While out knocking on doors, I had fully given myself to the dualistic nature of politics. There was a clear winner and loser, a good side and a bad side, and an “other” who must be stopped.
And then in the evenings, I would sit in meditation with a small group of friends and experience practices that led me to connectedness, woundedness, and solidarity.
I was living a fragmented life.
The Spring and the Stream
As I was processing this disconnected experience, I stumbled upon the teachings of a Christian mystic named Thomas Merton.
He tells this parable:
In each of us is a spring, an inner body of living water that we may tend to through prayer and reflection. (I would add a few others, including walking in nature.) He calls this the spring of contemplation; it’s the spring of our inner life.
And from it comes a stream, a stream of action: our way of walking in the world. He says as long as the waters of the spring are living and flowing, the stream flows outward too and our actions come from a rooted, spiritually engaged space. There is a connection between our inner life and outer life.

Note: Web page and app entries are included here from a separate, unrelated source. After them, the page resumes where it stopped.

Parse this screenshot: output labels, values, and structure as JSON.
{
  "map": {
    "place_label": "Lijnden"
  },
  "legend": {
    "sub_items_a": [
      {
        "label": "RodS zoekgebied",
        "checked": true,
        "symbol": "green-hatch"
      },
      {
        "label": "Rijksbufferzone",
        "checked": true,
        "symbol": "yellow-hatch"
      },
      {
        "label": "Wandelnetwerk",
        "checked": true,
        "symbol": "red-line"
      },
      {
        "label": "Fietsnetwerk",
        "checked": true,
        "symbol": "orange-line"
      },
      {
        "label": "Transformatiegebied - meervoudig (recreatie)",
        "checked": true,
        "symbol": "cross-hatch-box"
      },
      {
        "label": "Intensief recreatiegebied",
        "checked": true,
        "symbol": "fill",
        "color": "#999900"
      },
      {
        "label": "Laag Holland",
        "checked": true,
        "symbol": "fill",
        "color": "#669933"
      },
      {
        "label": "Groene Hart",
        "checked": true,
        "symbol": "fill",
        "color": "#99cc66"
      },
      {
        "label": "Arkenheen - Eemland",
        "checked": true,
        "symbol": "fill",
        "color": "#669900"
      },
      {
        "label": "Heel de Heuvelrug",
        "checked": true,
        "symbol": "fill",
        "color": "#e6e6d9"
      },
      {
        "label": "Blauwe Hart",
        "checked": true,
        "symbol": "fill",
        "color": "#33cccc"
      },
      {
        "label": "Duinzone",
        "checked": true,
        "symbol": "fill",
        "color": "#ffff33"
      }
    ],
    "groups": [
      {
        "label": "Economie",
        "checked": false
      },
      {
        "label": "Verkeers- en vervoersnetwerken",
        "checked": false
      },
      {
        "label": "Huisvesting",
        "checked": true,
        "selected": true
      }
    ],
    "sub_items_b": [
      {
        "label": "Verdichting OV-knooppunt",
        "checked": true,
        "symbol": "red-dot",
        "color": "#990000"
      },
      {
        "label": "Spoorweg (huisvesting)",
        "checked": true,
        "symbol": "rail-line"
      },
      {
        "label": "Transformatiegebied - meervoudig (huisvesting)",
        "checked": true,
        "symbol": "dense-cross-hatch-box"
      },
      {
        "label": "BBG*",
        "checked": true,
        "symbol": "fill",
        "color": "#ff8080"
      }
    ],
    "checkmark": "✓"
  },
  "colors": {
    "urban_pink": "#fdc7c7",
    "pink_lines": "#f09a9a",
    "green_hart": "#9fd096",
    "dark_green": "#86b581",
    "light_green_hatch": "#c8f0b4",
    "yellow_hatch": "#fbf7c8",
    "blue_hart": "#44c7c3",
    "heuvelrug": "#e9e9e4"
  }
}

But he also says, if the stream isn’t connected to the spring, our inner spring becomes only a stagnant pool. In other words, if we aren’t active in the world, or if our actions are disconnected from our inner life, our spirituality means little; it becomes nothing but our own personal salvation project.
And if the spring itself isn’t tended to, the stream will then dry up, our actions will become arid and barren, simply a list of to-dos in the face of the overwhelming injustices of the world.
There is a necessary integrity needed in each of us between contemplation and action – inner life and outer life.
For me during this time of my life, my inner spring and outer stream had become disconnected and there was a sense of discomfort in that separation. As I sat in meditation more and more, I recognized the new stream forming from my spring looked different than what I was doing in the world.
Just as any healthy spirituality does, this new sense of the Divine forming within me was gently demanding I change how I was walking in the world.
How does your spirituality gently demand changes in how you walk in the world?
How often are you aware of those demands?
How do you respond to them?